▸ Exercise goal: Within the records that follow, determine how many lines include the word "footprint". State the number and nothing further.

-------- Materials provided

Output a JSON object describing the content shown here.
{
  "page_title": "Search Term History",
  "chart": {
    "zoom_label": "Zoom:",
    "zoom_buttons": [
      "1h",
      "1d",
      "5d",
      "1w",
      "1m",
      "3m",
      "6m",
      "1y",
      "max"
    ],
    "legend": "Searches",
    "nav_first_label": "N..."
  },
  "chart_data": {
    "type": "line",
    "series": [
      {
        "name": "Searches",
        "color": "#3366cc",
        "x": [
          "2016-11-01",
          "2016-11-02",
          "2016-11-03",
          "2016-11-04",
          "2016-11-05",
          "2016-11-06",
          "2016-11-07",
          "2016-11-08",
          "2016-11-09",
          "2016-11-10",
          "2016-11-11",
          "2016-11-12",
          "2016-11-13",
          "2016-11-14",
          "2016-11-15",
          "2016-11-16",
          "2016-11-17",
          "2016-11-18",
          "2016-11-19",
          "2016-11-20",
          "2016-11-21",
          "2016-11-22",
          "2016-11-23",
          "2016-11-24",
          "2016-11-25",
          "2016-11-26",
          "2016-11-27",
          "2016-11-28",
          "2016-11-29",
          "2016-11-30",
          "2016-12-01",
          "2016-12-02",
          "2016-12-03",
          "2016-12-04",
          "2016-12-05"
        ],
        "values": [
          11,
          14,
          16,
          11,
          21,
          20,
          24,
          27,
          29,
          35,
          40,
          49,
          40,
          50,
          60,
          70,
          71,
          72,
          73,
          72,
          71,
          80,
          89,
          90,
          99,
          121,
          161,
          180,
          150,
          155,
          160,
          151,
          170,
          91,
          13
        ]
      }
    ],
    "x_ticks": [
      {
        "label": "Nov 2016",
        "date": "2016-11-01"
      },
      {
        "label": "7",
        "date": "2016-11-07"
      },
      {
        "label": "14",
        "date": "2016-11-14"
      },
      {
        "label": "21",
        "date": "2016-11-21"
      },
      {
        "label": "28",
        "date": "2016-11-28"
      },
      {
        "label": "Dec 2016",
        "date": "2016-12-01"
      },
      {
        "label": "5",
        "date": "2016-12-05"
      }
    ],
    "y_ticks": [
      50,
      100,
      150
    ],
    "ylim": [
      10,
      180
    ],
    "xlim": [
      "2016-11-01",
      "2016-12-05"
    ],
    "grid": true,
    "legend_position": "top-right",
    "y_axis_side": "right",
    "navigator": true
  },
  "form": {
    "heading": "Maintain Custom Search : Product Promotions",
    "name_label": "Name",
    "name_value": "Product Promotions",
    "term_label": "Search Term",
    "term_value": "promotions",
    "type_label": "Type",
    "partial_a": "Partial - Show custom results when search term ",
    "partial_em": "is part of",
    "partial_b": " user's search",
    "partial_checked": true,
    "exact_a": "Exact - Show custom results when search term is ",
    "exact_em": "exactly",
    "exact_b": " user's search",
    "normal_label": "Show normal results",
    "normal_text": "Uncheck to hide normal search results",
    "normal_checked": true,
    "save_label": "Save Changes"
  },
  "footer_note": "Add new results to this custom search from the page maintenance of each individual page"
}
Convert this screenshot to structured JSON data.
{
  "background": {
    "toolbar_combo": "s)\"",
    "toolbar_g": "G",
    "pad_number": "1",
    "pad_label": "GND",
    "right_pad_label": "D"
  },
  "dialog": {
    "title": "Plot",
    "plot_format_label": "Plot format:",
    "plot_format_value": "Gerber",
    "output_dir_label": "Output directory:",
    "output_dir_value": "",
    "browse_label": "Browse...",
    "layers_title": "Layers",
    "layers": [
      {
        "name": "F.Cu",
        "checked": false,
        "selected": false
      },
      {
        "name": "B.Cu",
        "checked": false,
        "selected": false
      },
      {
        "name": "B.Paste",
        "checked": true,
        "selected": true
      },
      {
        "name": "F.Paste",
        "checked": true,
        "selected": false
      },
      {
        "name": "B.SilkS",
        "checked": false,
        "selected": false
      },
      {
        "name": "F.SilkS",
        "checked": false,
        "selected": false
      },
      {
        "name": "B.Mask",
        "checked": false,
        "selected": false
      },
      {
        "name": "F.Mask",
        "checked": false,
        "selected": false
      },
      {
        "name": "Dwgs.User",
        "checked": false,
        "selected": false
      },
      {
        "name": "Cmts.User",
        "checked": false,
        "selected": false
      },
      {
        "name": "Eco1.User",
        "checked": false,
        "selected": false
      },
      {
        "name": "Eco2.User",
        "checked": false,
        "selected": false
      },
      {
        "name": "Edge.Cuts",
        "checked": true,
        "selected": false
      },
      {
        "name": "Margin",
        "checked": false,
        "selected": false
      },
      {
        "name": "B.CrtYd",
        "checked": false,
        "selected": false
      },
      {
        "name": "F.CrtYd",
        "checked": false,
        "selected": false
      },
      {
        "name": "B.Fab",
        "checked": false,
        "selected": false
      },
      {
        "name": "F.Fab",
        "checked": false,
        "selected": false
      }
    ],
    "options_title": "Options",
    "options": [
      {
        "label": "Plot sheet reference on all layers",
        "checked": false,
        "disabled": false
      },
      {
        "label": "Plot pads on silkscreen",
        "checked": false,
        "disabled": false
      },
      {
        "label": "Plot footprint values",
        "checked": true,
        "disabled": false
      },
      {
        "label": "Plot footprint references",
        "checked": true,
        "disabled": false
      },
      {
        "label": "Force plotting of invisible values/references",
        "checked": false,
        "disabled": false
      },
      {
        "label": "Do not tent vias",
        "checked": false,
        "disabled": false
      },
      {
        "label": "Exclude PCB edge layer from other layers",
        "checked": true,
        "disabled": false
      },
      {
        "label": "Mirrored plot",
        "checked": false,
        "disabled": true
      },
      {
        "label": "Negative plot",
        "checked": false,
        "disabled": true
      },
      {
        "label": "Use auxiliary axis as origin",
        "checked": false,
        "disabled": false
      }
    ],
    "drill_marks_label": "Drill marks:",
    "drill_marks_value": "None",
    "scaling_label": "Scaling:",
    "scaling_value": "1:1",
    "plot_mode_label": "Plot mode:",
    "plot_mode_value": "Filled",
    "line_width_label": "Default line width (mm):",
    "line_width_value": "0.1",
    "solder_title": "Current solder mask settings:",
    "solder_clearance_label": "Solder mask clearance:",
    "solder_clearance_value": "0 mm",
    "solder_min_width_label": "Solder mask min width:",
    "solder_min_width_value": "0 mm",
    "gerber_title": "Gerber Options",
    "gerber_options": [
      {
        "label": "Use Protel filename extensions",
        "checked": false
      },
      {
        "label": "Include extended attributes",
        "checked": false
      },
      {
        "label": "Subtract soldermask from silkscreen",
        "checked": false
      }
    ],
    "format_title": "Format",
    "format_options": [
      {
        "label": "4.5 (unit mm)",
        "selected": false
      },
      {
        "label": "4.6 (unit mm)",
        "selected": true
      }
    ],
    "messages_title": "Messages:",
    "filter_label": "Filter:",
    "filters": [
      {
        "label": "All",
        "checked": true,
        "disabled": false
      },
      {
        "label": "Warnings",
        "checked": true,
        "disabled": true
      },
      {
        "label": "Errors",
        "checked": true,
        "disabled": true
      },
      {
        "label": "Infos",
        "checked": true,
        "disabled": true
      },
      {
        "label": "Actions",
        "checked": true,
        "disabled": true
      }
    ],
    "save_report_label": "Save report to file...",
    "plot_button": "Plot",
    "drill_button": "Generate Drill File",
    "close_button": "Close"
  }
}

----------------

▸ Solution to this problem: 2